Aim of the task: Below are lines of data. Give the number of them that contain the string "JSON", and nothing else.

--------

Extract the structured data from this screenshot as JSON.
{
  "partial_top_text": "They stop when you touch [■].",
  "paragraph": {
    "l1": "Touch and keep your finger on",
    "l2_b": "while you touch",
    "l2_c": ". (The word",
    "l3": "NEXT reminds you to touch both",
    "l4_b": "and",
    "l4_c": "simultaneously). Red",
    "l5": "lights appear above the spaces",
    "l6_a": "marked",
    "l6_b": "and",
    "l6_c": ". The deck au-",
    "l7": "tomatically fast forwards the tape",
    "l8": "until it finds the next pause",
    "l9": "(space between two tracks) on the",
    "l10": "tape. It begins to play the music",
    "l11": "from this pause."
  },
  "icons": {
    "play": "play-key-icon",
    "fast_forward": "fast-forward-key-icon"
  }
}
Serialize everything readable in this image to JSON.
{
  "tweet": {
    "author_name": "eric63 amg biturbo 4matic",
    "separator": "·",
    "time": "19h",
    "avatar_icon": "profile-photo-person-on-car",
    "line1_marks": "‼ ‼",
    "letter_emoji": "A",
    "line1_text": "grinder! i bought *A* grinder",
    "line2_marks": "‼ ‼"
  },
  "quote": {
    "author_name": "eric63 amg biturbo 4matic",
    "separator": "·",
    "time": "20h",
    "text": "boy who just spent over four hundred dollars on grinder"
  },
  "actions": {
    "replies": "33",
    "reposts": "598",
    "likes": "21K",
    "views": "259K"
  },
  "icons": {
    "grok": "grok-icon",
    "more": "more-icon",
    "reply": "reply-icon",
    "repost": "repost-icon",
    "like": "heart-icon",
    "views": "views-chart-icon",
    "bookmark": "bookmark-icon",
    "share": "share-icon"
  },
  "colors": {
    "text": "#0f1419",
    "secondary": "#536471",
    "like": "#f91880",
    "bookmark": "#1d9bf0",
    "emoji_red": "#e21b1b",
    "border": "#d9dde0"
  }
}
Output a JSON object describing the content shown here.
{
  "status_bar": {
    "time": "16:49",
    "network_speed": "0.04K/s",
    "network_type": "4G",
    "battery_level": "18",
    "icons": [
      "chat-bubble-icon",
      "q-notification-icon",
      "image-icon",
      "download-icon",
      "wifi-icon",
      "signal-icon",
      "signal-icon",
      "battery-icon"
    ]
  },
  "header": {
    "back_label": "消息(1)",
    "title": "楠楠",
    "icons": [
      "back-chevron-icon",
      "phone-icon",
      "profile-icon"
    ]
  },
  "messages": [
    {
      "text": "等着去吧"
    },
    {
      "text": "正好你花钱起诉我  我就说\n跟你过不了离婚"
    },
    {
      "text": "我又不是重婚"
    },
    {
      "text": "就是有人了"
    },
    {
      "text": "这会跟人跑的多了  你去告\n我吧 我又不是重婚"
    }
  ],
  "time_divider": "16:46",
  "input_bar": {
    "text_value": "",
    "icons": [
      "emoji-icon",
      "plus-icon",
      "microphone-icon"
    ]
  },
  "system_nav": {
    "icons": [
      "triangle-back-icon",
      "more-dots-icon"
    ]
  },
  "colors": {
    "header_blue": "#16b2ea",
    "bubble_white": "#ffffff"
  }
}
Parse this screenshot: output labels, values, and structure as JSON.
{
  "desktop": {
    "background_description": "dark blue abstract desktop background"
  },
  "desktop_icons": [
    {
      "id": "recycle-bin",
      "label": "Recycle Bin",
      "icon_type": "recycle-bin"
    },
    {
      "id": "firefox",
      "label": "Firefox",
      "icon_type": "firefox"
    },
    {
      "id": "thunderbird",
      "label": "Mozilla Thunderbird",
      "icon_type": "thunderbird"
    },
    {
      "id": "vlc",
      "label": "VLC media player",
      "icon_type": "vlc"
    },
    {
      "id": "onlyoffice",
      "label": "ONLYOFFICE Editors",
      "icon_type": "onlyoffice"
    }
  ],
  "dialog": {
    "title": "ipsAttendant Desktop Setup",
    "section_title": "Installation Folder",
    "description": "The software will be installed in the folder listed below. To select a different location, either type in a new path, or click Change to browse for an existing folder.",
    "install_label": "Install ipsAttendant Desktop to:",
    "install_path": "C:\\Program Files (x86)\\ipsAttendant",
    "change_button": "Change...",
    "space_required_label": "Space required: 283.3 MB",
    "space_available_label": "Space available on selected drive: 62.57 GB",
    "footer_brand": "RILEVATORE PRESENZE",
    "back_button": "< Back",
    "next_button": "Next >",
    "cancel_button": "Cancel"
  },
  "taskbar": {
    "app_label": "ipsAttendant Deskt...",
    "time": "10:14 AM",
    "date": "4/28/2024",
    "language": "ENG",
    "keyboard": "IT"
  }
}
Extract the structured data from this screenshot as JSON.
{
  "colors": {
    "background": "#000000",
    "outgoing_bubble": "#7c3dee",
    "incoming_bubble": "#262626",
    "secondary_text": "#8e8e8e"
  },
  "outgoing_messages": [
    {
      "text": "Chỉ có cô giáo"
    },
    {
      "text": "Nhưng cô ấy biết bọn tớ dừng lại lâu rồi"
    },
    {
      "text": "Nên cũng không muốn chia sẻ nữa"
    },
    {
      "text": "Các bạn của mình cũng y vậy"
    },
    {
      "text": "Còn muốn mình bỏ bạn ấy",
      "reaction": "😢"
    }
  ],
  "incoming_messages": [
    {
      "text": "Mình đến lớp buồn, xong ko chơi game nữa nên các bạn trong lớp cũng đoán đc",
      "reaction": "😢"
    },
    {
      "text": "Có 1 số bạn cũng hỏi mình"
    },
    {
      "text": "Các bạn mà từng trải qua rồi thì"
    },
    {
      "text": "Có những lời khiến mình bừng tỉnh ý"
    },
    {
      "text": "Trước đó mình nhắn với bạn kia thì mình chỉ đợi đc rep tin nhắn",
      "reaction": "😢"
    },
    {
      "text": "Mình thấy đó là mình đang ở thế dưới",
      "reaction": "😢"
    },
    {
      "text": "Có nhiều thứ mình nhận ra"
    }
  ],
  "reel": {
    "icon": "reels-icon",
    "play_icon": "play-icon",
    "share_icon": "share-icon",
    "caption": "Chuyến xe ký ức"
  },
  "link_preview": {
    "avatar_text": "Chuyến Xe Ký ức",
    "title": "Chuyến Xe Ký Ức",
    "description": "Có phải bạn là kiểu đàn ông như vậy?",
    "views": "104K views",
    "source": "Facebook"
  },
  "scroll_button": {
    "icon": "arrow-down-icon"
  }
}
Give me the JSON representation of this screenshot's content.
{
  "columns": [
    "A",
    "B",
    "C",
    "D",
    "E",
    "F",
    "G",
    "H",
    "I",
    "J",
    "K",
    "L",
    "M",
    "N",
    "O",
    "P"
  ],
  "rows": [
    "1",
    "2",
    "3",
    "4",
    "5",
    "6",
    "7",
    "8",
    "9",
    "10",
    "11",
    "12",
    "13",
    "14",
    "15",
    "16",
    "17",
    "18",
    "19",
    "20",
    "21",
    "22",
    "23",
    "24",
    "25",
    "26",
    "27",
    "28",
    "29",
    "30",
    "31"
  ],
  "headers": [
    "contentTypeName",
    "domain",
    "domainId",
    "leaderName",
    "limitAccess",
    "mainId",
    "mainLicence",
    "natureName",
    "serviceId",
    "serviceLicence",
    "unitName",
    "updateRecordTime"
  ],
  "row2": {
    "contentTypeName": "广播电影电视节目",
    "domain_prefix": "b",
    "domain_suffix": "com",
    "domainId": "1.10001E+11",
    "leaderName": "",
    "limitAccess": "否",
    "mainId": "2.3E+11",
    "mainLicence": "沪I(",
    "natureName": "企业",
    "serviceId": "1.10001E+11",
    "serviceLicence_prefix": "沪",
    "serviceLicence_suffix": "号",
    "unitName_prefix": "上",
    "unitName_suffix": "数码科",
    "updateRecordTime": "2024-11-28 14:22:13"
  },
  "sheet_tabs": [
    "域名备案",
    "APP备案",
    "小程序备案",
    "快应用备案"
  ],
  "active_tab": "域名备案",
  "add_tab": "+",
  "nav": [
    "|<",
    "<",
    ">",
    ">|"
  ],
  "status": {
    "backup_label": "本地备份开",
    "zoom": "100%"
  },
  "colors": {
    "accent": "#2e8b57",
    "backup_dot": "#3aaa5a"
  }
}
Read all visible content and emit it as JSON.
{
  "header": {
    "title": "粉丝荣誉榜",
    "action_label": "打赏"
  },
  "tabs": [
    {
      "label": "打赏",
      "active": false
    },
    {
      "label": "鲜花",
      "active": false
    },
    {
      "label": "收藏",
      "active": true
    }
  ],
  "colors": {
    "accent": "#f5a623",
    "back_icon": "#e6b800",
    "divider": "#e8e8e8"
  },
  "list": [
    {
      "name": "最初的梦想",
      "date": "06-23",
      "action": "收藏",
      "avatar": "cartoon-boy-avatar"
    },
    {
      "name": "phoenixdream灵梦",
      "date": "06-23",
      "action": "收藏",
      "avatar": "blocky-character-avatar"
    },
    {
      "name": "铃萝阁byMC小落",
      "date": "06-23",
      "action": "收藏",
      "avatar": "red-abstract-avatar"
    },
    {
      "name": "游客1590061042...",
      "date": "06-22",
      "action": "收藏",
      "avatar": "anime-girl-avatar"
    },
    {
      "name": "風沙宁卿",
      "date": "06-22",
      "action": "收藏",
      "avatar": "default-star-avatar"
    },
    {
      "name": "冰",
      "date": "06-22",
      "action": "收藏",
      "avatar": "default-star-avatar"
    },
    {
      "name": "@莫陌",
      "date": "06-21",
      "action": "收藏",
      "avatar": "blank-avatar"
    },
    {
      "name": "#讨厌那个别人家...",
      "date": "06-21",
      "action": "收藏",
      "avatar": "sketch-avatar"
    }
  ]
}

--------

Finished exercise: 7